Chris also gets into the tradeoffs these languages make to correlate with Erlang. He argues that Elixir can only be more widely adopted if more people build cool things in it, and then lays out some of its power in supporting Bleacher Report’s user interface. We pick Chris’s brain about what his company is trying to optimize at the moment and hear about their preference for capacity over speed, and their techniques for failing gracefully during traffic spikes. Chris tells us how much he loves Elixir due to its use of ETS and other functionality which allows Bleacher Report to keep running even above capacity. Finally, we hear about some of the observability practices that Bleacher Report uses when deploying new systems and predicting future spikes. Plug in for a great conversation and hear why you should get building with Elixir now!
Key Points From This Episode:
- Chris’s explanation of Norm, his new software that describes data moving through a system.
- Chris’s introduction to functional programming through learning Haskell, Clojure, and Elixir.
- What makes a great functional language: immutable data and first class functions.
- Things that make Clojure great, such as its thought out, holistic design.

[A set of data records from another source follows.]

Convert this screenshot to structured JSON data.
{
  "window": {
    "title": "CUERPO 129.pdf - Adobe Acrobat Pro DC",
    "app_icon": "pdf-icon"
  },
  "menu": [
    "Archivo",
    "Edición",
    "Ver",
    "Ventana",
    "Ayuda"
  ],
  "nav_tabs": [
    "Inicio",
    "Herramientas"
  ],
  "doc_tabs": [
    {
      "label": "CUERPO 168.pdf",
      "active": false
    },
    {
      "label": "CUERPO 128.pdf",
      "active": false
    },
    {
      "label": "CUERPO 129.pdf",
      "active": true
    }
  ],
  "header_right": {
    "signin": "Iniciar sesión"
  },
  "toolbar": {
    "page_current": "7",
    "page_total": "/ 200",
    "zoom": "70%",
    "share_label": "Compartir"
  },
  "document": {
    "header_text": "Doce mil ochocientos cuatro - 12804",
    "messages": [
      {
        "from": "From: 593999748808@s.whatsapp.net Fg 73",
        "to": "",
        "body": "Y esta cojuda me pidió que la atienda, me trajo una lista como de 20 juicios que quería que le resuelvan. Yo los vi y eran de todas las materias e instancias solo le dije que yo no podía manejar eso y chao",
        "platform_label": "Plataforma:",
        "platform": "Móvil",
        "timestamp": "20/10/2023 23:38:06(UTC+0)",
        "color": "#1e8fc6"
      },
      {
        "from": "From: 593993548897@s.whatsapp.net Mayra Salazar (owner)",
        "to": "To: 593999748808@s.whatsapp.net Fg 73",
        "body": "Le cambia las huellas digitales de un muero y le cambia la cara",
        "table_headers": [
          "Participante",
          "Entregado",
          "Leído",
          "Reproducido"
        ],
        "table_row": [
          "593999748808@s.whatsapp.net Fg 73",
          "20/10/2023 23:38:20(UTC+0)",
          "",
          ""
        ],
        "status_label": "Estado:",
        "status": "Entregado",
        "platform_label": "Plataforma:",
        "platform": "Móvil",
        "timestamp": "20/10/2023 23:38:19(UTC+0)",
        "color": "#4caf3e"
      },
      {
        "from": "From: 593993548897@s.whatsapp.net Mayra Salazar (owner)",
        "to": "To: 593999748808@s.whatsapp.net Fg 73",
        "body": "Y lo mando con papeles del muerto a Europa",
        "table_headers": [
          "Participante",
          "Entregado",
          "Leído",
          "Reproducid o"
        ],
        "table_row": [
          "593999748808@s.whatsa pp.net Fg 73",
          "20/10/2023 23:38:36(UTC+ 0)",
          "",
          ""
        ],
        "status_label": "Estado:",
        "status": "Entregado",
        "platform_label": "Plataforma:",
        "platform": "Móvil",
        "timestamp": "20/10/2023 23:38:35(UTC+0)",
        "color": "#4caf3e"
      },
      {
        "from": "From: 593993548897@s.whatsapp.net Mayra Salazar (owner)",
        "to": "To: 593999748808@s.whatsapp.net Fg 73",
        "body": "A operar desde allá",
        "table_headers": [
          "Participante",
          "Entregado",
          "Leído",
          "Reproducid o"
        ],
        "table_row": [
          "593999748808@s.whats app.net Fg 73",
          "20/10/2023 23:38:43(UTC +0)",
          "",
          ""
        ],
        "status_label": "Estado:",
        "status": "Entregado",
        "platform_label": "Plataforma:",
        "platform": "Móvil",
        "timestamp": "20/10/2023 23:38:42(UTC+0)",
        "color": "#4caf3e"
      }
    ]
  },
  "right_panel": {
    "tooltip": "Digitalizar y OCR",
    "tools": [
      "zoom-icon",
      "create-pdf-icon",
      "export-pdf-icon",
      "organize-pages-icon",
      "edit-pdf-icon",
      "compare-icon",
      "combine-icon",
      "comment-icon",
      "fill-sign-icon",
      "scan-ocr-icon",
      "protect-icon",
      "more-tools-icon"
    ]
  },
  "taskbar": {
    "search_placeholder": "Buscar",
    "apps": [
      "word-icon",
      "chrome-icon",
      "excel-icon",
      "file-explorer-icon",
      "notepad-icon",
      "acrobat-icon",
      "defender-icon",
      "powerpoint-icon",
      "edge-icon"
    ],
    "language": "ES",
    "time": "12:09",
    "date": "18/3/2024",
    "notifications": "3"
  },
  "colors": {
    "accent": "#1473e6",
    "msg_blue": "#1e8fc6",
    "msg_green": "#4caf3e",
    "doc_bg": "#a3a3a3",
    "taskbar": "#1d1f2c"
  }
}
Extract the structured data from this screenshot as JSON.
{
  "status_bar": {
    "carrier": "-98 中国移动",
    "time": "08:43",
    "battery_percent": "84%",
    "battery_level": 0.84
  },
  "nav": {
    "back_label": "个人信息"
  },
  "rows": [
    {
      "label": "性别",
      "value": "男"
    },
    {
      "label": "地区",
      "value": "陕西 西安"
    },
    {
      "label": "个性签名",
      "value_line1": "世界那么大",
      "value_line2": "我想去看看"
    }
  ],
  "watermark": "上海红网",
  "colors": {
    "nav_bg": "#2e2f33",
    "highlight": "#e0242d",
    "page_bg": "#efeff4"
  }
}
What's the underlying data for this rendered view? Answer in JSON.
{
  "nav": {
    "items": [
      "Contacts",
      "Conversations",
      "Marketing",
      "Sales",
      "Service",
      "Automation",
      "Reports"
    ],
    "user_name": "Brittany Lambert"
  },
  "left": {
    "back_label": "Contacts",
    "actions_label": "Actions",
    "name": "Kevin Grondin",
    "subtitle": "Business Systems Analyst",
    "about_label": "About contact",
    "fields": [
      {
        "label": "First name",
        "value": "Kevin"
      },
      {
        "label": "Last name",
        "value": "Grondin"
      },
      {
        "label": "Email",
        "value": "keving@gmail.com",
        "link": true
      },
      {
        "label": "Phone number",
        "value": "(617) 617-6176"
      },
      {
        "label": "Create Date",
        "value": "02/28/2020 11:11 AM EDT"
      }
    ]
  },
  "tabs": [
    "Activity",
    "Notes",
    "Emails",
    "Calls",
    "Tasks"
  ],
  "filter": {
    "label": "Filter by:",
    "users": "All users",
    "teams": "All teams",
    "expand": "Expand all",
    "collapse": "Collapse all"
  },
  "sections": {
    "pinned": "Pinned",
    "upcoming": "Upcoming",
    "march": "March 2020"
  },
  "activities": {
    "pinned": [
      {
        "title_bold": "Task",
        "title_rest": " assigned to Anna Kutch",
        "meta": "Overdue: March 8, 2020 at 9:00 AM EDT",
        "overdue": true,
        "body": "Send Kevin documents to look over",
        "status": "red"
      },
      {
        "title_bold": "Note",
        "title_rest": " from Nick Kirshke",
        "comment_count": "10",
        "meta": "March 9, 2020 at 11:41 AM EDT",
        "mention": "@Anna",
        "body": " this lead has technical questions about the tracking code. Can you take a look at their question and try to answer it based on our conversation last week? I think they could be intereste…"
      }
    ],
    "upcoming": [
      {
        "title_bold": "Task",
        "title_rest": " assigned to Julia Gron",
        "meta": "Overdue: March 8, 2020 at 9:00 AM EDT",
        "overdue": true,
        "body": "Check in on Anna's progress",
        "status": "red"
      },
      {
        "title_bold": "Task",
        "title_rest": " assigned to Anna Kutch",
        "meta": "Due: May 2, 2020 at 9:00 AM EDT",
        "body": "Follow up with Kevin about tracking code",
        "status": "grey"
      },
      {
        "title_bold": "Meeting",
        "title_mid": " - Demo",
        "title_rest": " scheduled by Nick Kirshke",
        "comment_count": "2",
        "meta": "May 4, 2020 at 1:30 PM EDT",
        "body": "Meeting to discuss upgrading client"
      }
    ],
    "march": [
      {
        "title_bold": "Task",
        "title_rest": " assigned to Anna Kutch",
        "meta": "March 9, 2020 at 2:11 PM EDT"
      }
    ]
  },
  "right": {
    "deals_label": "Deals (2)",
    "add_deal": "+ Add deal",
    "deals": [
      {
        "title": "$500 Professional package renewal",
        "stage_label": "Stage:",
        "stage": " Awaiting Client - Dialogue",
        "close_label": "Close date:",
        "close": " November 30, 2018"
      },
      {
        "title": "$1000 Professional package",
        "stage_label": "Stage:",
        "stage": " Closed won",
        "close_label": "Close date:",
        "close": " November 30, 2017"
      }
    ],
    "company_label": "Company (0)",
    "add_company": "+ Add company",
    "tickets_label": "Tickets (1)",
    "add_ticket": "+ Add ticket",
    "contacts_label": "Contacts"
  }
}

- Characteristics of Cons lists versus RRB trees, and what makes the latter better.
- An acknowledgment of the necessity of the tradeoffs Elixir makes to interact with Erlang.
- A little bit about the language Chris wrote to do the admin of code challenges in.
- Why Ruby (on Rails) will not be replaced by Elixir due to commoditization that surrounds it.
- An argument that Elixir can only be more widely adopted if more people build with it.
- Why any language can build any program thus comparisons between them are arbitrary.
- Where Chris sets the bar as to when something is performant.
- Chris’s preference for high user capacity capability over speed of delivery at Bleacher Report.
- Optimization projects at Bleacher Report such as using few boxes and handling traffic spikes.
- Things Chris loves about Elixir such as its ability to deliver more from its boxes.
- Elixir’s use of ETS and how Chris coded a complex problem in half a day using it.
- How Chris detects spikes using time series, StatsD, and other observability tools.
Links Mentioned in Today’s Episode:
SmartLogic — https://smartlogic.io/
Chris Keathley on GitHub — https://github.com/keathley
Chris Keathley Blog — https://keathley.io/
ElixirConf 2019, Contracts for Building Reliable Systems presented by Chris Keathley — https://www.youtube.com/watch?v=tpo3JUyVIjQ
The Big Elixir 2019 - Keynote: Adoption - Brian Cardarella — https://www.youtube.com/watch?v=ghpIiQKRfQ4
Bleacher Report — https://bleacherreport.com/
Elixir Outlaws Podcast — https://elixiroutlaws.com/
Norm — https://github.com/keathley/norm
Dialyzer — http://erlang.org/doc/man/dialyzer.html
Haskell — https://www.haskell.org/
Clojure — https://clojure.org/
Erlang — https://www.erlang.org/
Chris Okasaki — https://github.com/chrisokasaki
Discord — https://discordapp.com/company
StatsD — https://www.datadoghq.com/blog/statsd/
Prometheus — https://prometheus.io/
Opentracing — https://opentracing.io/